### RECORD EXTRACTS
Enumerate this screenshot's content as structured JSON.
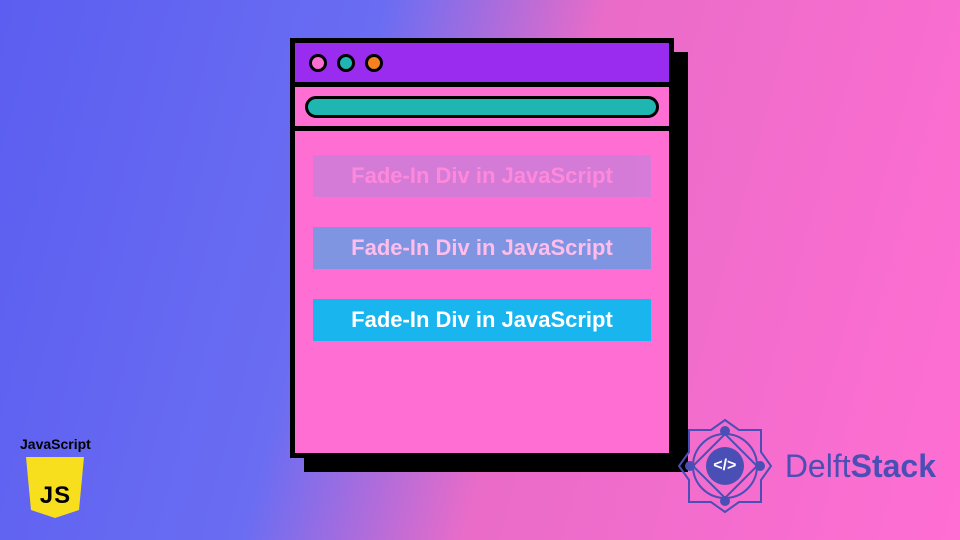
{
  "window": {
    "rows": [
      "Fade-In Div in JavaScript",
      "Fade-In Div in JavaScript",
      "Fade-In Div in JavaScript"
    ]
  },
  "js_badge": {
    "label": "JavaScript",
    "letters": "JS"
  },
  "delftstack": {
    "part1": "Delft",
    "part2": "Stack",
    "code_glyph": "</>"
  },
  "colors": {
    "purple": "#9a2cf0",
    "pink": "#ff6ed3",
    "teal": "#1fb5b0",
    "orange": "#f5821f",
    "blue": "#19b5ef",
    "delft": "#4a4fb5",
    "js_yellow": "#f7df1e"
  }
}
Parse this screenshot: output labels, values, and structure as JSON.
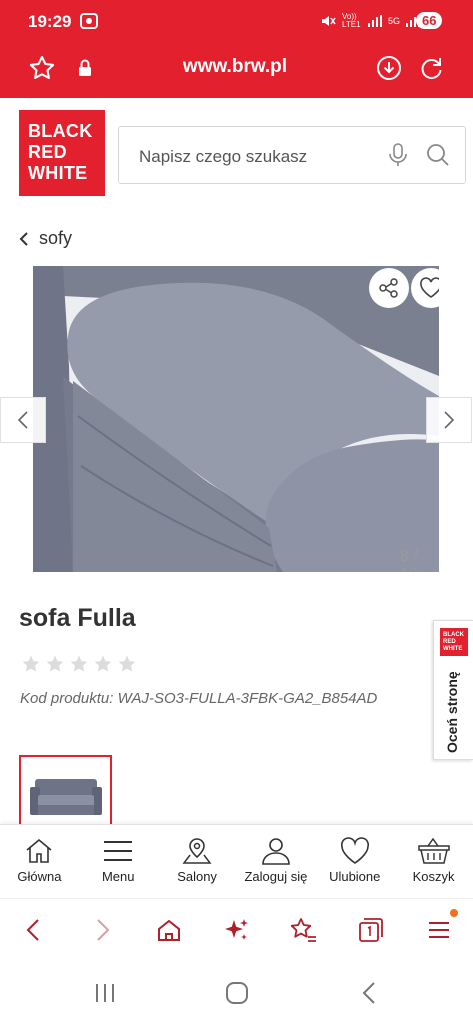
{
  "status_bar": {
    "time": "19:29",
    "signal_text_1": "Vo)) LTE1",
    "signal_text_2": "5G",
    "battery": "66"
  },
  "browser": {
    "url": "www.brw.pl"
  },
  "header": {
    "logo_lines": [
      "BLACK",
      "RED",
      "WHITE"
    ],
    "search_placeholder": "Napisz czego szukasz"
  },
  "breadcrumb": {
    "label": "sofy"
  },
  "gallery": {
    "counter": "8 / 10"
  },
  "product": {
    "title": "sofa Fulla",
    "rating_stars_filled": 0,
    "rating_stars_total": 5,
    "code": "Kod produktu: WAJ-SO3-FULLA-3FBK-GA2_B854AD"
  },
  "rate_tab": {
    "label": "Oceń stronę",
    "logo_lines": [
      "BLACK",
      "RED",
      "WHITE"
    ]
  },
  "site_nav": [
    {
      "label": "Główna",
      "icon": "home-icon"
    },
    {
      "label": "Menu",
      "icon": "hamburger-icon"
    },
    {
      "label": "Salony",
      "icon": "map-pin-icon"
    },
    {
      "label": "Zaloguj się",
      "icon": "user-icon"
    },
    {
      "label": "Ulubione",
      "icon": "heart-icon"
    },
    {
      "label": "Koszyk",
      "icon": "basket-icon"
    }
  ],
  "colors": {
    "brand_red": "#e3202d",
    "browser_icon_red": "#b0202a"
  }
}
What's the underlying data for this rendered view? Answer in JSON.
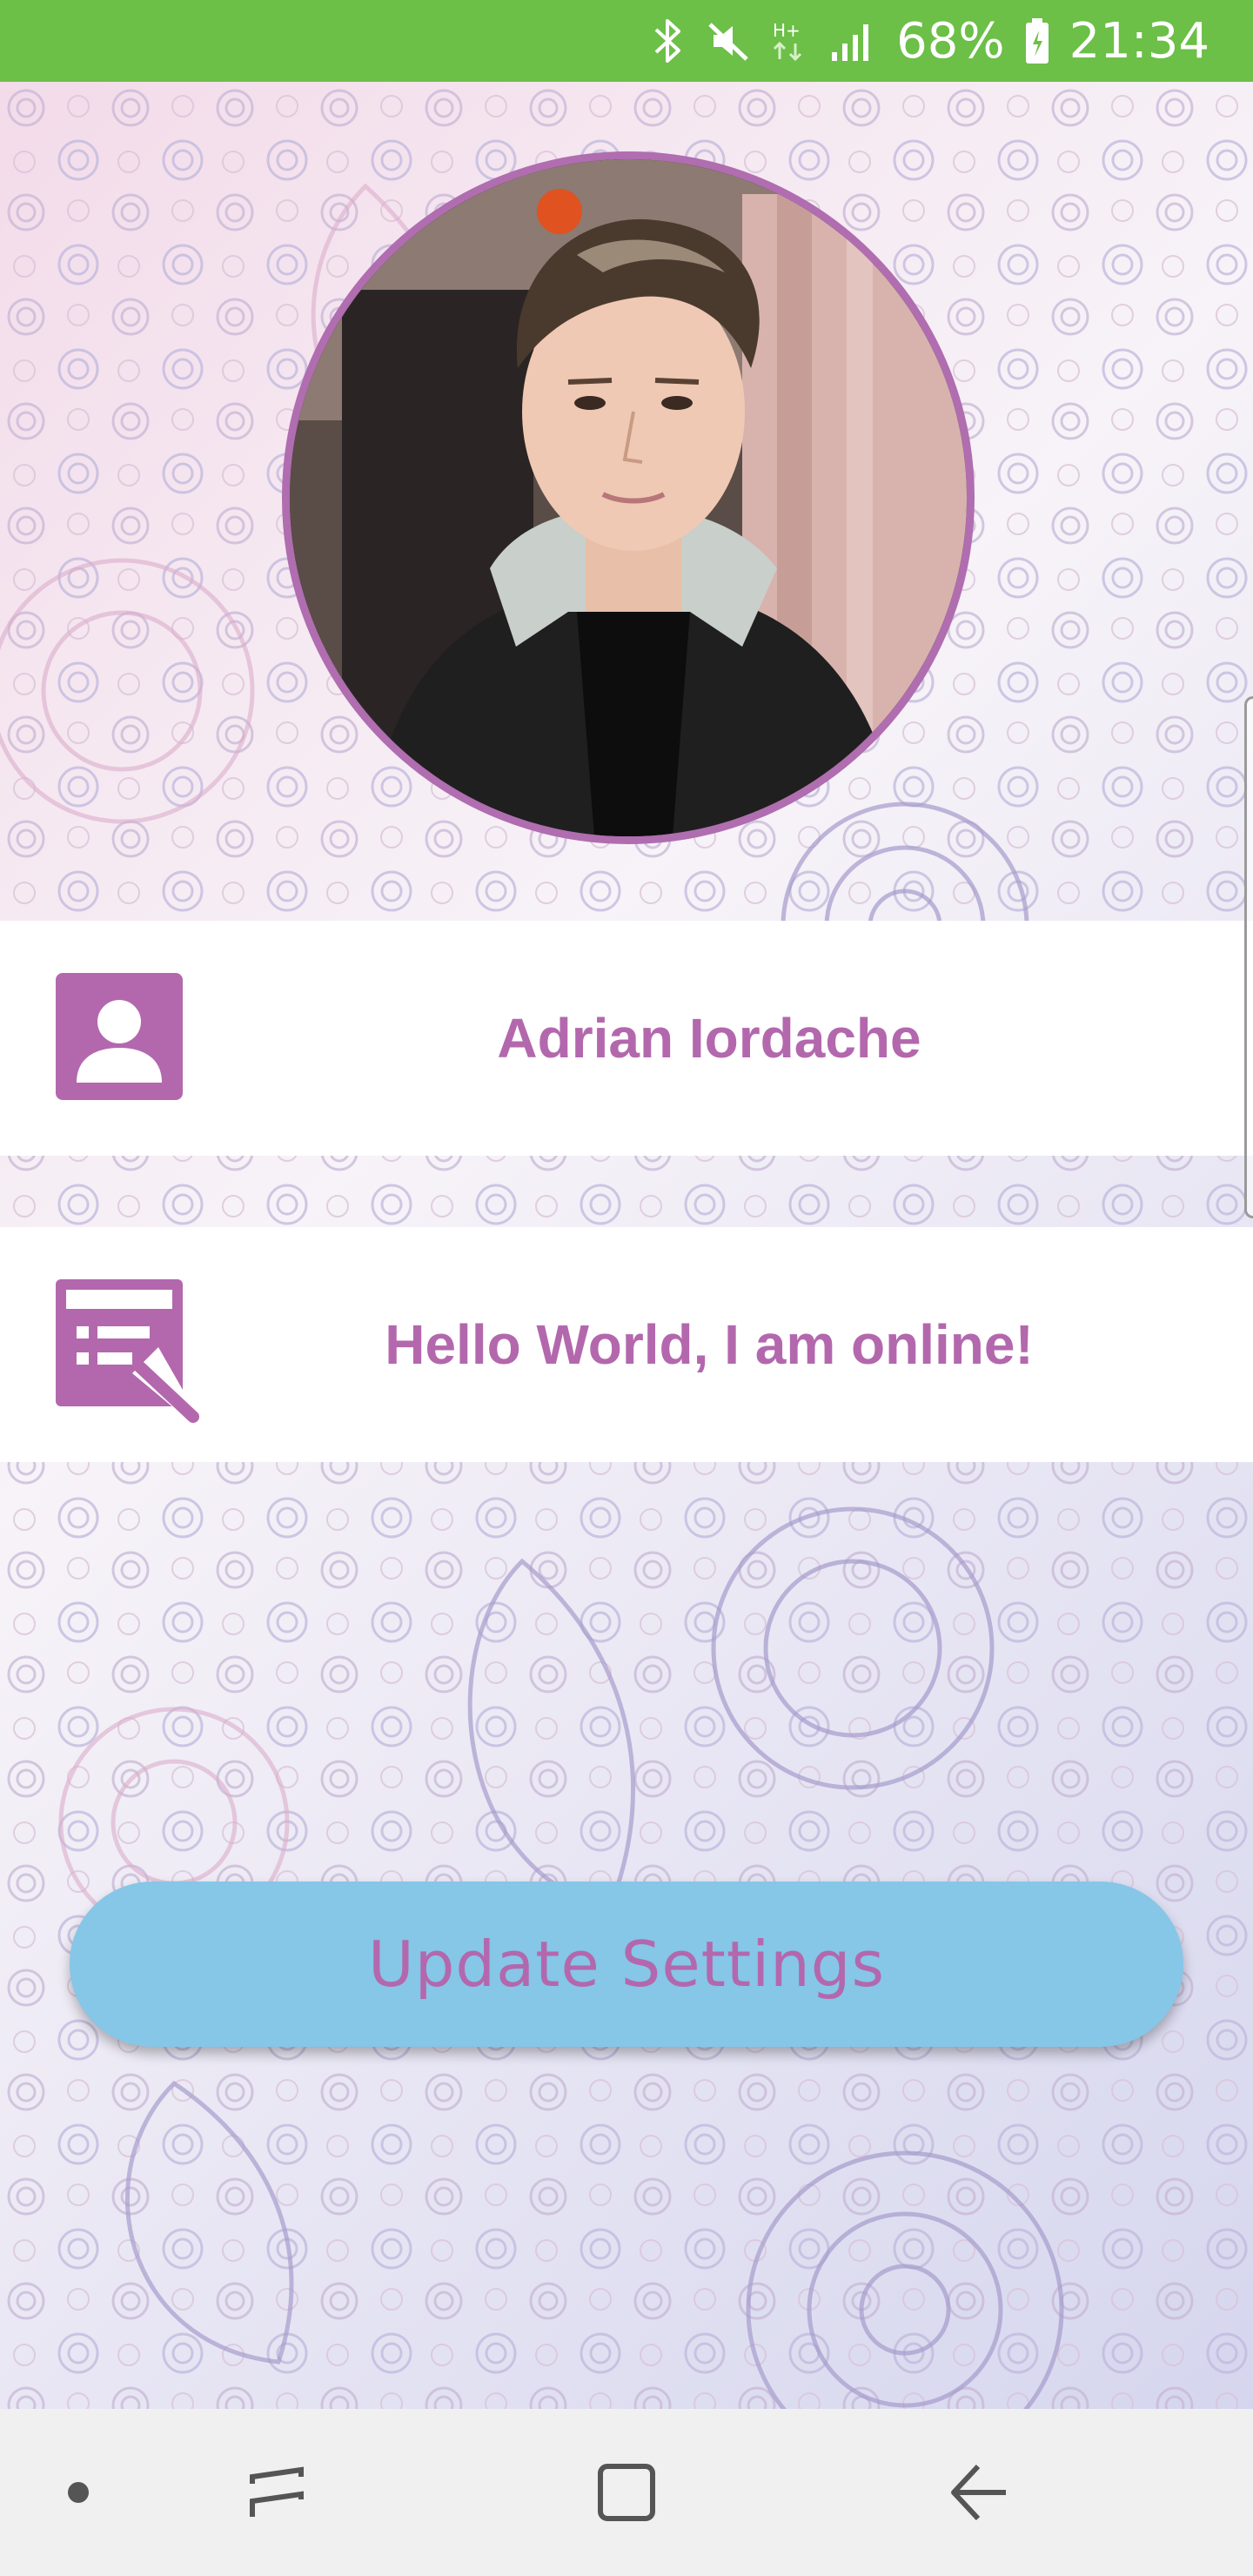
{
  "status_bar": {
    "battery_percent": "68%",
    "time": "21:34",
    "network_type": "H+",
    "icons": [
      "bluetooth-icon",
      "mute-icon",
      "network-type-icon",
      "signal-icon",
      "battery-icon"
    ],
    "background_color": "#6cbf47"
  },
  "profile": {
    "avatar_alt": "profile photo",
    "name": "Adrian Iordache",
    "status_message": "Hello World, I am online!",
    "name_icon": "contact-card-icon",
    "status_icon": "edit-status-icon",
    "accent_color": "#b368ad",
    "avatar_border_color": "#b06db0"
  },
  "actions": {
    "update_label": "Update Settings",
    "button_color": "#86c6e7"
  },
  "nav_bar": {
    "icons": [
      "dot-icon",
      "recent-apps-icon",
      "home-icon",
      "back-icon"
    ]
  }
}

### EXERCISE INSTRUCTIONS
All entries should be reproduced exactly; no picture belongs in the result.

### SOLUTION TO THE PROBLEM
Enumerate this screenshot's content as structured JSON.
{
  "window": {
    "rows": [
      "Fade-In Div in JavaScript",
      "Fade-In Div in JavaScript",
      "Fade-In Div in JavaScript"
    ]
  },
  "js_badge": {
    "label": "JavaScript",
    "letters": "JS"
  },
  "delftstack": {
    "part1": "Delft",
    "part2": "Stack",
    "code_glyph": "</>"
  },
  "colors": {
    "purple": "#9a2cf0",
    "pink": "#ff6ed3",
    "teal": "#1fb5b0",
    "orange": "#f5821f",
    "blue": "#19b5ef",
    "delft": "#4a4fb5",
    "js_yellow": "#f7df1e"
  }
}
Parse this screenshot: output labels, values, and structure as JSON.
{
  "status_bar": {
    "time": "19:29",
    "signal_text_1": "Vo)) LTE1",
    "signal_text_2": "5G",
    "battery": "66"
  },
  "browser": {
    "url": "www.brw.pl"
  },
  "header": {
    "logo_lines": [
      "BLACK",
      "RED",
      "WHITE"
    ],
    "search_placeholder": "Napisz czego szukasz"
  },
  "breadcrumb": {
    "label": "sofy"
  },
  "gallery": {
    "counter": "8 / 10"
  },
  "product": {
    "title": "sofa Fulla",
    "rating_stars_filled": 0,
    "rating_stars_total": 5,
    "code": "Kod produktu: WAJ-SO3-FULLA-3FBK-GA2_B854AD"
  },
  "rate_tab": {
    "label": "Oceń stronę",
    "logo_lines": [
      "BLACK",
      "RED",
      "WHITE"
    ]
  },
  "site_nav": [
    {
      "label": "Główna",
      "icon": "home-icon"
    },
    {
      "label": "Menu",
      "icon": "hamburger-icon"
    },
    {
      "label": "Salony",
      "icon": "map-pin-icon"
    },
    {
      "label": "Zaloguj się",
      "icon": "user-icon"
    },
    {
      "label": "Ulubione",
      "icon": "heart-icon"
    },
    {
      "label": "Koszyk",
      "icon": "basket-icon"
    }
  ],
  "colors": {
    "brand_red": "#e3202d",
    "browser_icon_red": "#b0202a"
  }
}
What's the underlying data for this rendered view? Answer in JSON.
{
  "status_bar": {
    "battery_percent": "68%",
    "time": "21:34",
    "network_type": "H+",
    "icons": [
      "bluetooth-icon",
      "mute-icon",
      "network-type-icon",
      "signal-icon",
      "battery-icon"
    ],
    "background_color": "#6cbf47"
  },
  "profile": {
    "avatar_alt": "profile photo",
    "name": "Adrian Iordache",
    "status_message": "Hello World, I am online!",
    "name_icon": "contact-card-icon",
    "status_icon": "edit-status-icon",
    "accent_color": "#b368ad",
    "avatar_border_color": "#b06db0"
  },
  "actions": {
    "update_label": "Update Settings",
    "button_color": "#86c6e7"
  },
  "nav_bar": {
    "icons": [
      "dot-icon",
      "recent-apps-icon",
      "home-icon",
      "back-icon"
    ]
  }
}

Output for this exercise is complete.